(Dataset rows for apps and sites)
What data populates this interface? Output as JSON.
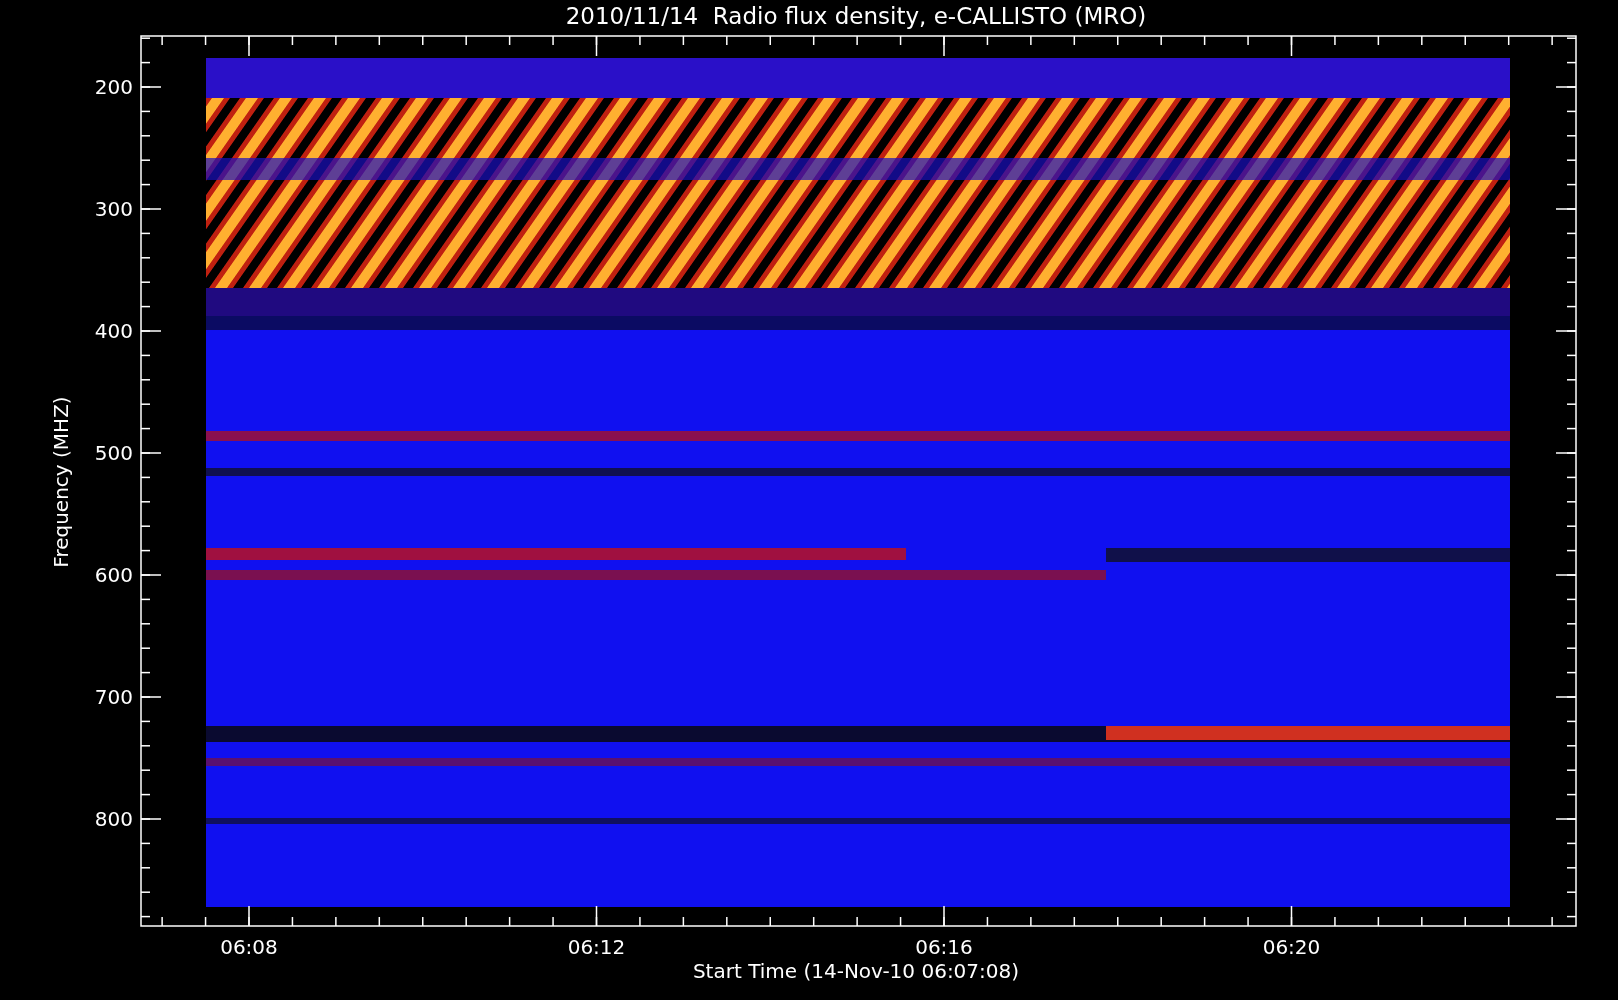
{
  "plot": {
    "title": "2010/11/14  Radio flux density, e-CALLISTO (MRO)",
    "ylabel": "Frequency (MHZ)",
    "xlabel": "Start Time (14-Nov-10 06:07:08)",
    "yticks": [
      "200",
      "300",
      "400",
      "500",
      "600",
      "700",
      "800"
    ],
    "xticks": [
      "06:08",
      "06:12",
      "06:16",
      "06:20"
    ]
  }
}
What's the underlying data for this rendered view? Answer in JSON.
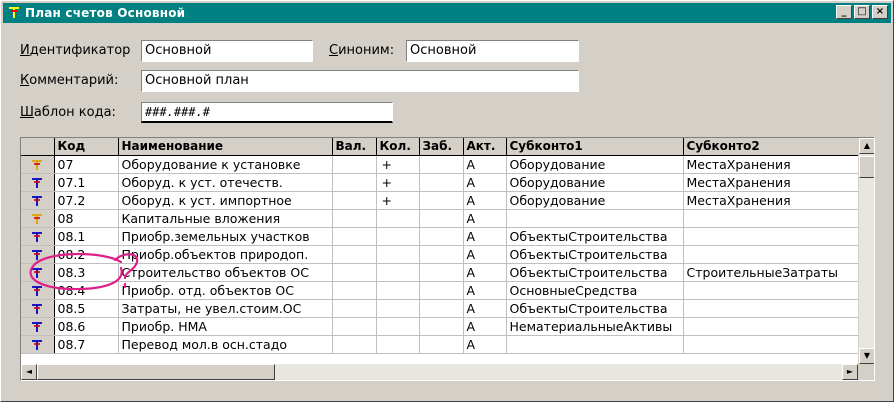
{
  "window": {
    "title": "План счетов Основной",
    "buttons": {
      "minimize": "_",
      "maximize": "□",
      "close": "×"
    }
  },
  "form": {
    "id_label_hotkey": "И",
    "id_label_rest": "дентификатор",
    "id_value": "Основной",
    "synonym_label_hotkey": "С",
    "synonym_label_rest": "иноним:",
    "synonym_value": "Основной",
    "comment_label_hotkey": "К",
    "comment_label_rest": "омментарий:",
    "comment_value": "Основной план",
    "template_label_hotkey": "Ш",
    "template_label_rest": "аблон кода:",
    "template_value": "###.###.#"
  },
  "grid": {
    "columns": [
      "",
      "Код",
      "Наименование",
      "Вал.",
      "Кол.",
      "Заб.",
      "Акт.",
      "Субконто1",
      "Субконто2"
    ],
    "rows": [
      {
        "icon": "account-folder-icon",
        "code": "07",
        "name": "Оборудование к установке",
        "val": "",
        "kol": "+",
        "zab": "",
        "akt": "А",
        "sub1": "Оборудование",
        "sub2": "МестаХранения"
      },
      {
        "icon": "account-icon",
        "code": "07.1",
        "name": "Оборуд. к уст. отечеств.",
        "val": "",
        "kol": "+",
        "zab": "",
        "akt": "А",
        "sub1": "Оборудование",
        "sub2": "МестаХранения"
      },
      {
        "icon": "account-icon",
        "code": "07.2",
        "name": "Оборуд. к уст. импортное",
        "val": "",
        "kol": "+",
        "zab": "",
        "akt": "А",
        "sub1": "Оборудование",
        "sub2": "МестаХранения"
      },
      {
        "icon": "account-folder-icon",
        "code": "08",
        "name": "Капитальные вложения",
        "val": "",
        "kol": "",
        "zab": "",
        "akt": "А",
        "sub1": "",
        "sub2": ""
      },
      {
        "icon": "account-icon",
        "code": "08.1",
        "name": "Приобр.земельных участков",
        "val": "",
        "kol": "",
        "zab": "",
        "akt": "А",
        "sub1": "ОбъектыСтроительства",
        "sub2": ""
      },
      {
        "icon": "account-icon",
        "code": "08.2",
        "name": "Приобр.объектов природоп.",
        "val": "",
        "kol": "",
        "zab": "",
        "akt": "А",
        "sub1": "ОбъектыСтроительства",
        "sub2": ""
      },
      {
        "icon": "account-icon",
        "code": "08.3",
        "name": "Строительство объектов ОС",
        "val": "",
        "kol": "",
        "zab": "",
        "akt": "А",
        "sub1": "ОбъектыСтроительства",
        "sub2": "СтроительныеЗатраты"
      },
      {
        "icon": "account-icon",
        "code": "08.4",
        "name": "Приобр. отд. объектов ОС",
        "val": "",
        "kol": "",
        "zab": "",
        "akt": "А",
        "sub1": "ОсновныеСредства",
        "sub2": ""
      },
      {
        "icon": "account-icon",
        "code": "08.5",
        "name": "Затраты, не увел.стоим.ОС",
        "val": "",
        "kol": "",
        "zab": "",
        "akt": "А",
        "sub1": "ОбъектыСтроительства",
        "sub2": ""
      },
      {
        "icon": "account-icon",
        "code": "08.6",
        "name": "Приобр. НМА",
        "val": "",
        "kol": "",
        "zab": "",
        "akt": "А",
        "sub1": "НематериальныеАктивы",
        "sub2": ""
      },
      {
        "icon": "account-icon",
        "code": "08.7",
        "name": "Перевод мол.в осн.стадо",
        "val": "",
        "kol": "",
        "zab": "",
        "akt": "А",
        "sub1": "",
        "sub2": ""
      }
    ]
  },
  "scroll": {
    "left_arrow": "◄",
    "right_arrow": "►",
    "up_arrow": "▲",
    "down_arrow": "▼"
  },
  "colors": {
    "titlebar": "#008080",
    "face": "#d4d0c8",
    "annotation": "#e0208a"
  }
}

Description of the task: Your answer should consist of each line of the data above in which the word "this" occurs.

Expected output:
What data populates this interface? Output as JSON.
What's the underlying data for this rendered view? Answer in JSON.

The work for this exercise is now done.